**Assigned task:** In the records below, find every line that contains "used" and list it.

**Task data:**
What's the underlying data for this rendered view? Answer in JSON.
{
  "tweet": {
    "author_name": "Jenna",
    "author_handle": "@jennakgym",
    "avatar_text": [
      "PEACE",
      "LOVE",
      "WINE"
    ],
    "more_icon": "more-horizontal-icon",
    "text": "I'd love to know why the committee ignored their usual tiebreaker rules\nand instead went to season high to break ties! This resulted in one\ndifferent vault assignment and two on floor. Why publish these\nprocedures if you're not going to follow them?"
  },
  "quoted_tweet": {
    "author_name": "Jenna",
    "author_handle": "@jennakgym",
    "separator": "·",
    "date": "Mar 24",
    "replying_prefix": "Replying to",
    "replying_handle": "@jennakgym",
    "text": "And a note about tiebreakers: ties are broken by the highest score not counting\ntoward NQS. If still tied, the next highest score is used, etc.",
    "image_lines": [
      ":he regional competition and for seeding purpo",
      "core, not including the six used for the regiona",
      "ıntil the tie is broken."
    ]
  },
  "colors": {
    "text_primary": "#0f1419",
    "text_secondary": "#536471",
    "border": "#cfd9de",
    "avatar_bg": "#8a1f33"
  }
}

**Solved problem:**
    "text": "And a note about tiebreakers: ties are broken by the highest score not counting\ntoward NQS. If still tied, the next highest score is used, etc.",
      "core, not including the six used for the regiona",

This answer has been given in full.